(Problem details)
All lines of the material that contain "button" must be copied out.

(Data for review)
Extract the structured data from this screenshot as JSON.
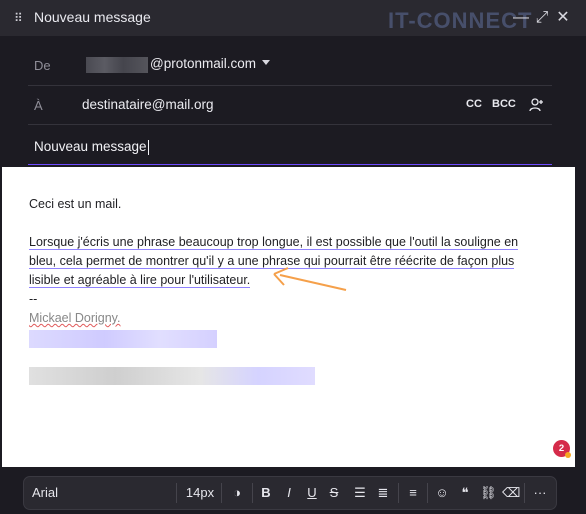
{
  "window": {
    "title": "Nouveau message",
    "watermark": "IT-CONNECT"
  },
  "title_controls": {
    "drag": "⠿",
    "minimize": "—",
    "expand": "⤢",
    "close": "✕"
  },
  "from": {
    "label": "De",
    "address_visible": "@protonmail.com"
  },
  "to": {
    "label": "À",
    "value": "destinataire@mail.org",
    "cc": "CC",
    "bcc": "BCC",
    "add_contact_icon": "add-contact-icon"
  },
  "subject": {
    "value": "Nouveau message"
  },
  "body": {
    "line1": "Ceci est un mail.",
    "para_lines": [
      "Lorsque j'écris une phrase beaucoup trop longue, il est possible que l'outil la souligne en",
      "bleu, cela permet de montrer qu'il y a une phrase qui pourrait être réécrite de façon plus",
      "lisible et agréable à lire pour l'utilisateur."
    ],
    "sig_sep": "--",
    "sig_name": "Mickael Dorigny."
  },
  "badge": {
    "count": "2"
  },
  "toolbar": {
    "font": "Arial",
    "size": "14px",
    "items": [
      {
        "name": "text-color-icon",
        "glyph": "◑"
      },
      {
        "name": "bold-button",
        "glyph": "B"
      },
      {
        "name": "italic-button",
        "glyph": "I"
      },
      {
        "name": "underline-button",
        "glyph": "U"
      },
      {
        "name": "strikethrough-button",
        "glyph": "S"
      },
      {
        "name": "bullet-list-button",
        "glyph": "☰"
      },
      {
        "name": "numbered-list-button",
        "glyph": "≣"
      },
      {
        "name": "align-button",
        "glyph": "≡"
      },
      {
        "name": "emoji-button",
        "glyph": "☺"
      },
      {
        "name": "quote-button",
        "glyph": "❝"
      },
      {
        "name": "link-button",
        "glyph": "⛓"
      },
      {
        "name": "clear-format-button",
        "glyph": "⌫"
      },
      {
        "name": "more-button",
        "glyph": "···"
      }
    ]
  },
  "colors": {
    "accent": "#6d4aff",
    "arrow": "#f5a04a",
    "badge": "#d52b4a"
  }
}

(Output for this exercise)
        "name": "bold-button",
        "name": "italic-button",
        "name": "underline-button",
        "name": "strikethrough-button",
        "name": "bullet-list-button",
        "name": "numbered-list-button",
        "name": "align-button",
        "name": "emoji-button",
        "name": "quote-button",
        "name": "link-button",
        "name": "clear-format-button",
        "name": "more-button",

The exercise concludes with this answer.